Exercise description:
Look through the entries below for the string "reels", and copy each line where it is found.

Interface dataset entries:
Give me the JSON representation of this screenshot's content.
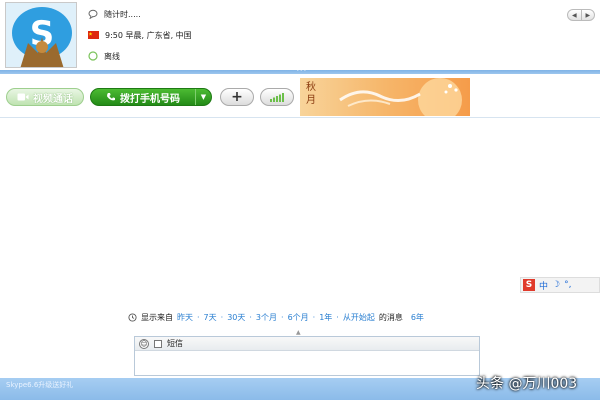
{
  "contact": {
    "mood_message": "随计时.....",
    "location": "9:50 早晨, 广东省, 中国",
    "status": "离线"
  },
  "toolbar": {
    "video_call_label": "视频通话",
    "phone_call_label": "拨打手机号码",
    "add_label": "+",
    "banner_text": "秋月"
  },
  "history": {
    "prefix": "显示来自",
    "options": [
      "昨天",
      "7天",
      "30天",
      "3个月",
      "6个月",
      "1年",
      "从开始起"
    ],
    "suffix": "的消息",
    "extra": "6年"
  },
  "ime": {
    "logo": "S",
    "mode": "中"
  },
  "compose": {
    "sms_label": "短信"
  },
  "status_bar": {
    "text": "Skype6.6升级送好礼"
  },
  "watermark": "头条 @万川003",
  "colors": {
    "accent_blue": "#2a7fd1",
    "call_green": "#238a17",
    "status_bar": "#8bbbe9"
  },
  "icons": {
    "mood": "speech-bubble-icon",
    "location": "china-flag-icon",
    "status": "offline-icon",
    "history": "clock-icon",
    "emoticon": "smiley-icon"
  }
}
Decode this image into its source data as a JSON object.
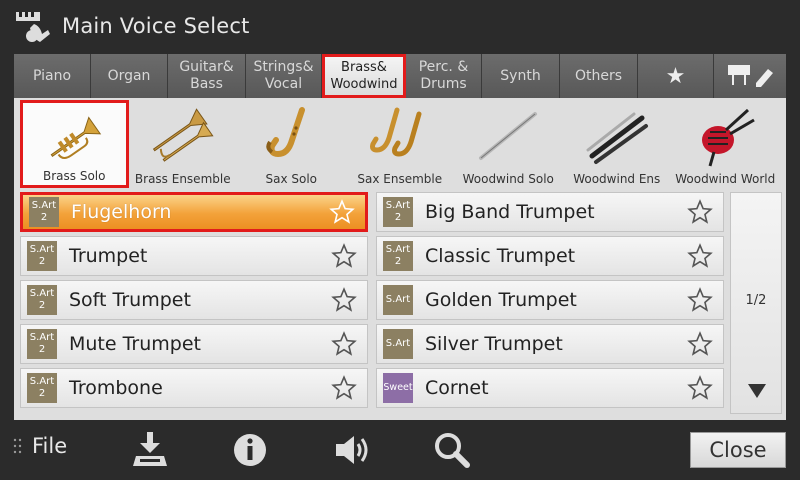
{
  "header": {
    "title": "Main Voice Select"
  },
  "tabs": [
    {
      "label": "Piano"
    },
    {
      "label": "Organ"
    },
    {
      "label": "Guitar&\nBass"
    },
    {
      "label": "Strings&\nVocal"
    },
    {
      "label": "Brass&\nWoodwind",
      "active": true
    },
    {
      "label": "Perc. &\nDrums"
    },
    {
      "label": "Synth"
    },
    {
      "label": "Others"
    },
    {
      "label": "★",
      "icon": "favorite-star-icon"
    },
    {
      "label": "",
      "icon": "piano-edit-icon"
    }
  ],
  "subcategories": [
    {
      "label": "Brass Solo",
      "active": true,
      "icon": "trumpet-icon"
    },
    {
      "label": "Brass Ensemble",
      "icon": "brass-ensemble-icon"
    },
    {
      "label": "Sax Solo",
      "icon": "saxophone-icon"
    },
    {
      "label": "Sax Ensemble",
      "icon": "sax-ensemble-icon"
    },
    {
      "label": "Woodwind Solo",
      "icon": "flute-icon"
    },
    {
      "label": "Woodwind Ens",
      "icon": "woodwind-ensemble-icon"
    },
    {
      "label": "Woodwind World",
      "icon": "bagpipe-icon"
    }
  ],
  "voices": [
    {
      "name": "Flugelhorn",
      "badge": "S.Art\n2",
      "active": true
    },
    {
      "name": "Big Band Trumpet",
      "badge": "S.Art\n2"
    },
    {
      "name": "Trumpet",
      "badge": "S.Art\n2"
    },
    {
      "name": "Classic Trumpet",
      "badge": "S.Art\n2"
    },
    {
      "name": "Soft Trumpet",
      "badge": "S.Art\n2"
    },
    {
      "name": "Golden Trumpet",
      "badge": "S.Art"
    },
    {
      "name": "Mute Trumpet",
      "badge": "S.Art\n2"
    },
    {
      "name": "Silver Trumpet",
      "badge": "S.Art"
    },
    {
      "name": "Trombone",
      "badge": "S.Art\n2"
    },
    {
      "name": "Cornet",
      "badge": "Sweet"
    }
  ],
  "pager": {
    "page": "1/2"
  },
  "footer": {
    "file_label": "File",
    "close_label": "Close"
  },
  "colors": {
    "highlight_border": "#e21b1b",
    "selected_voice": "#f3a23a",
    "badge_sart": "#8c8062",
    "badge_sweet": "#8d6ea6"
  }
}
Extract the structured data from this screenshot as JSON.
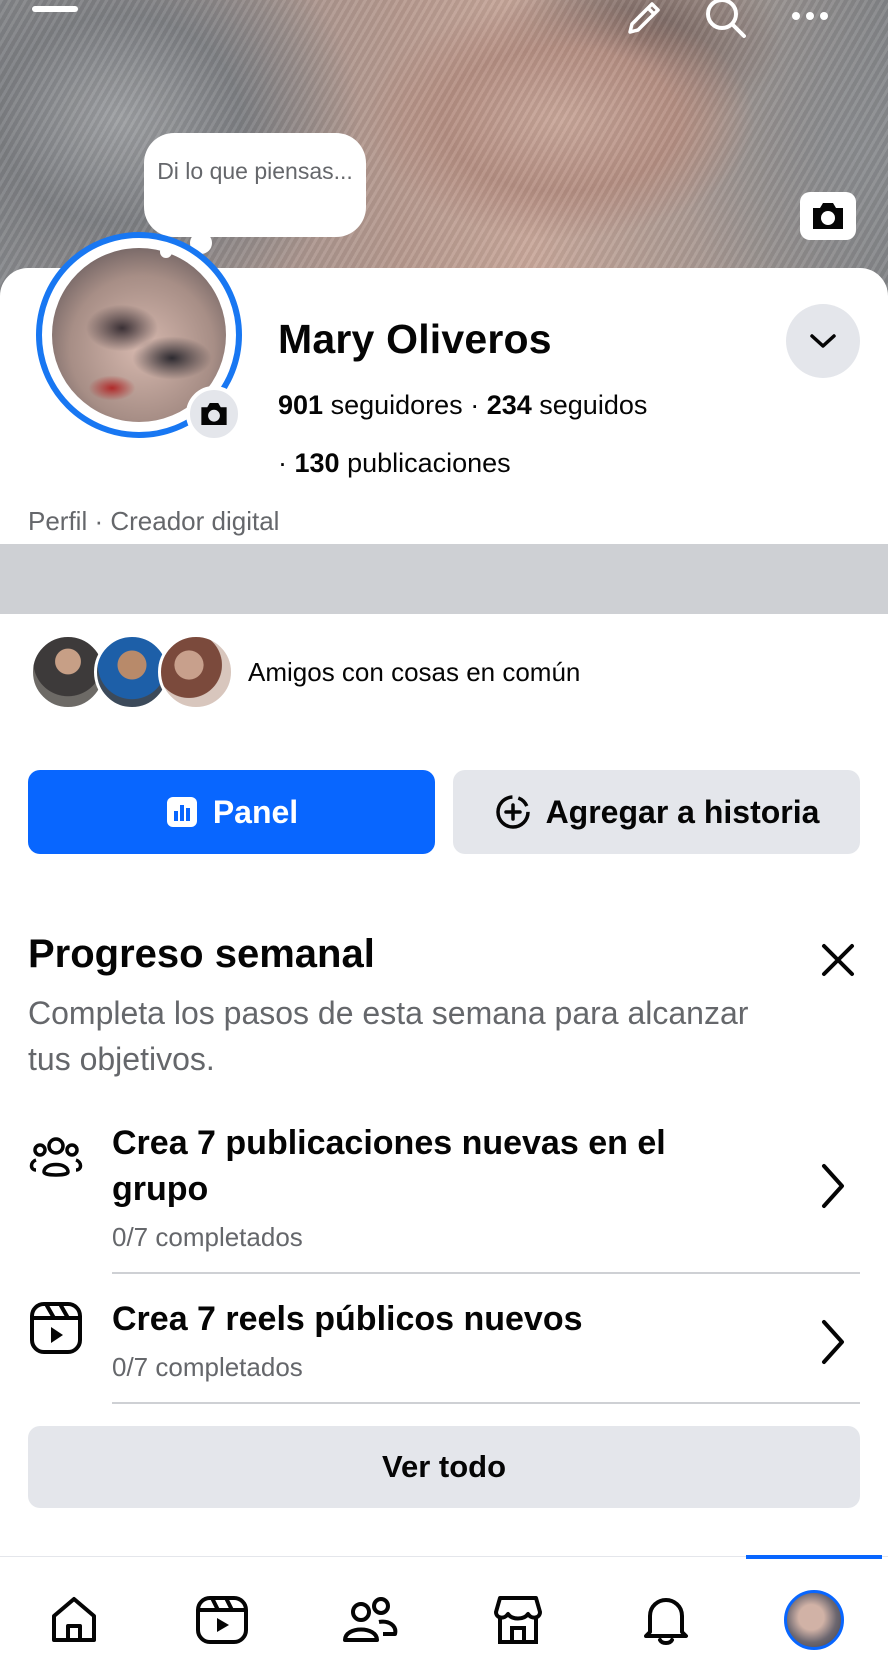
{
  "cover": {
    "bubble_text": "Di lo que piensas..."
  },
  "profile": {
    "name": "Mary Oliveros",
    "followers_count": "901",
    "followers_label": "seguidores",
    "following_count": "234",
    "following_label": "seguidos",
    "posts_count": "130",
    "posts_label": "publicaciones",
    "category": "Perfil · Creador digital"
  },
  "mutual_friends": {
    "text": "Amigos con cosas en común"
  },
  "actions": {
    "panel_label": "Panel",
    "add_story_label": "Agregar a historia"
  },
  "weekly_progress": {
    "title": "Progreso semanal",
    "subtitle": "Completa los pasos de esta semana para alcanzar tus objetivos.",
    "tasks": [
      {
        "title": "Crea 7 publicaciones nuevas en el grupo",
        "status": "0/7 completados",
        "icon": "group-icon"
      },
      {
        "title": "Crea 7 reels públicos nuevos",
        "status": "0/7 completados",
        "icon": "reels-icon"
      }
    ],
    "see_all_label": "Ver todo"
  },
  "bottom_nav": {
    "items": [
      "home-icon",
      "video-icon",
      "friends-icon",
      "marketplace-icon",
      "bell-icon",
      "profile-avatar"
    ],
    "active": "profile-avatar"
  },
  "colors": {
    "accent": "#0866ff",
    "ring": "#1877f2",
    "secondary_text": "#65676b",
    "button_gray": "#e4e6eb"
  }
}
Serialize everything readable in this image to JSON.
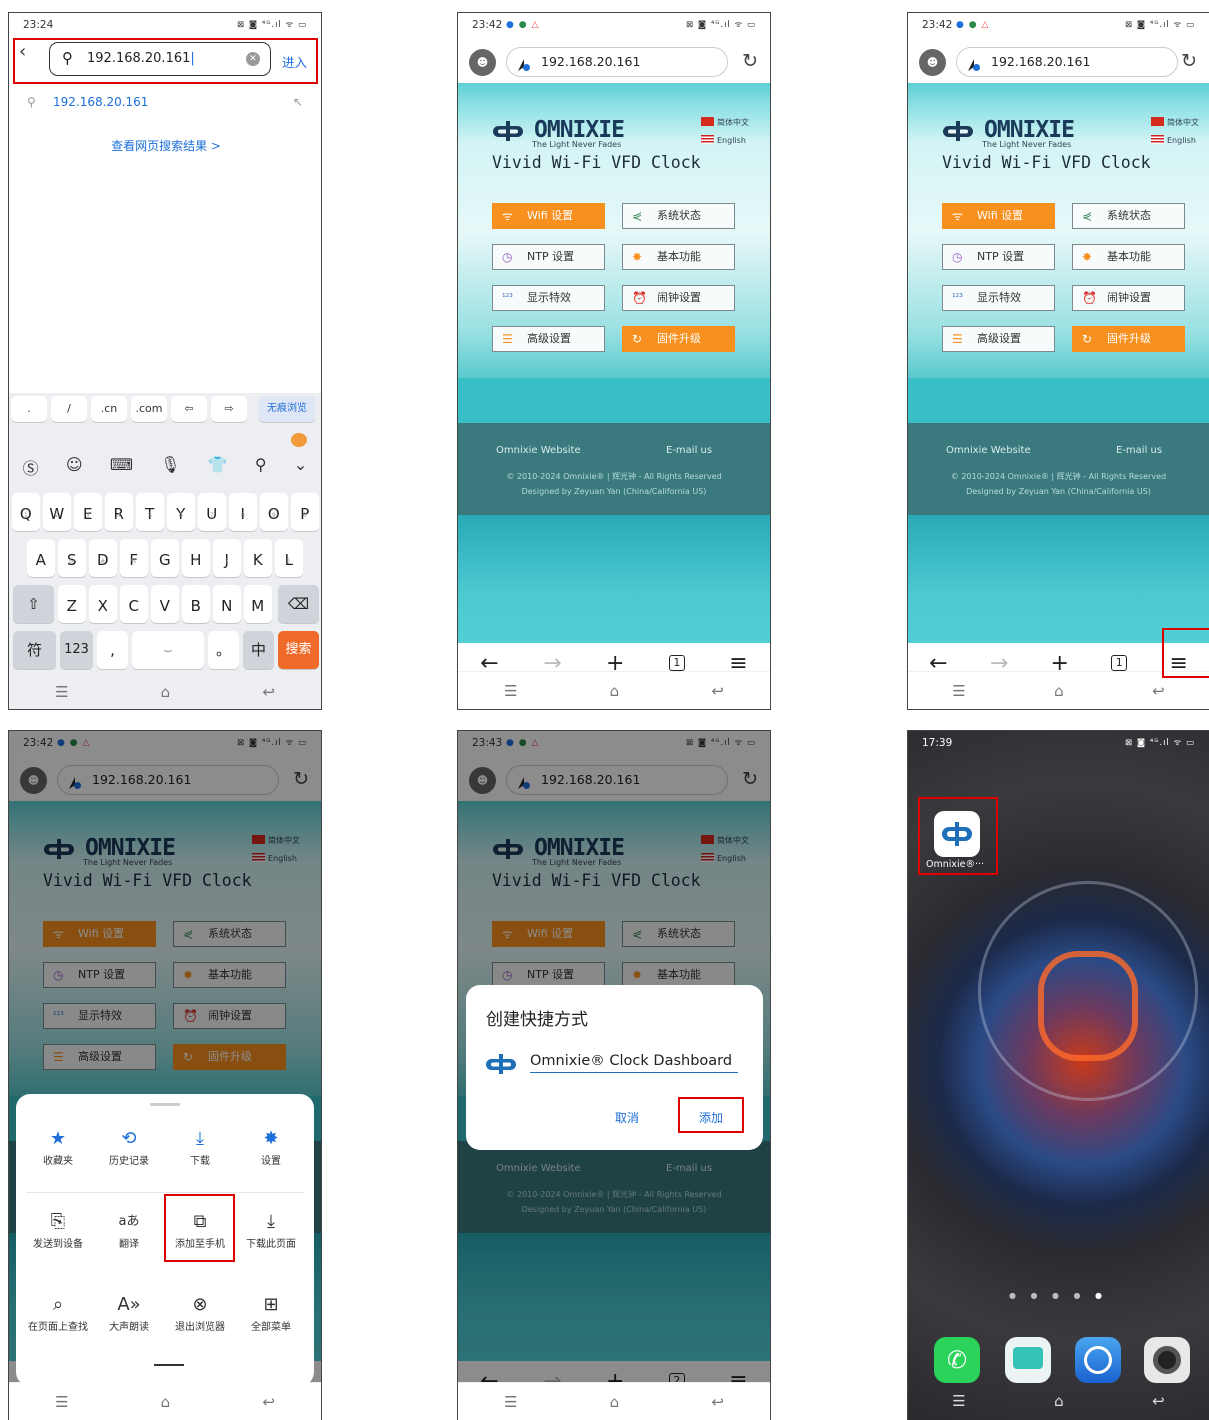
{
  "p1": {
    "time": "23:24",
    "status": "⊠ ◙ ⁴ᴳ.ıl ᯤ ▭",
    "url": "192.168.20.161",
    "go": "进入",
    "suggest": "192.168.20.161",
    "search_results": "查看网页搜索结果 >",
    "quick": [
      ".",
      "/",
      ".cn",
      ".com",
      "⇦",
      "⇨",
      "无痕浏览"
    ],
    "row1": [
      [
        "Q",
        "1"
      ],
      [
        "W",
        "2"
      ],
      [
        "E",
        "3"
      ],
      [
        "R",
        "4"
      ],
      [
        "T",
        "5"
      ],
      [
        "Y",
        "6"
      ],
      [
        "U",
        "7"
      ],
      [
        "I",
        "8"
      ],
      [
        "O",
        "9"
      ],
      [
        "P",
        "0"
      ]
    ],
    "row2": [
      [
        "A",
        "!"
      ],
      [
        "S",
        "@"
      ],
      [
        "D",
        "#"
      ],
      [
        "F",
        "%"
      ],
      [
        "G",
        "\""
      ],
      [
        "H",
        "*"
      ],
      [
        "J",
        "?"
      ],
      [
        "K",
        "("
      ],
      [
        "L",
        ")"
      ]
    ],
    "row3": [
      [
        "Z",
        "~"
      ],
      [
        "X",
        ""
      ],
      [
        "C",
        ""
      ],
      [
        "V",
        ""
      ],
      [
        "B",
        ""
      ],
      [
        "N",
        ""
      ],
      [
        "M",
        ""
      ]
    ],
    "sym": "符",
    "num": "123",
    "comma": ",",
    "period": "。",
    "zh": "中",
    "search": "搜索"
  },
  "browser": {
    "url": "192.168.20.161",
    "brand": "OMNIXIE",
    "tagline": "The Light Never Fades",
    "title": "Vivid Wi-Fi VFD Clock",
    "lang_cn": "简体中文",
    "lang_en": "English",
    "buttons": [
      "Wifi 设置",
      "系统状态",
      "NTP 设置",
      "基本功能",
      "显示特效",
      "闹钟设置",
      "高级设置",
      "固件升级"
    ],
    "footer_site": "Omnixie Website",
    "footer_email": "E-mail us",
    "copyright": "© 2010-2024 Omnixie® | 辉光钟 - All Rights Reserved",
    "designed": "Designed by Zeyuan Yan (China/California US)"
  },
  "p2": {
    "time": "23:42",
    "tabs": "1"
  },
  "p3": {
    "time": "23:42",
    "tabs": "1"
  },
  "p4": {
    "time": "23:42",
    "menu": [
      "收藏夹",
      "历史记录",
      "下载",
      "设置",
      "发送到设备",
      "翻译",
      "添加至手机",
      "下载此页面",
      "在页面上查找",
      "大声朗读",
      "退出浏览器",
      "全部菜单"
    ]
  },
  "p5": {
    "time": "23:43",
    "tabs": "2",
    "dialog_title": "创建快捷方式",
    "shortcut_name": "Omnixie® Clock Dashboard",
    "cancel": "取消",
    "add": "添加"
  },
  "p6": {
    "time": "17:39",
    "app_label": "Omnixie®···"
  }
}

Output for this exercise:
        "title": "Crea 7 reels públicos nuevos",
        "icon": "reels-icon"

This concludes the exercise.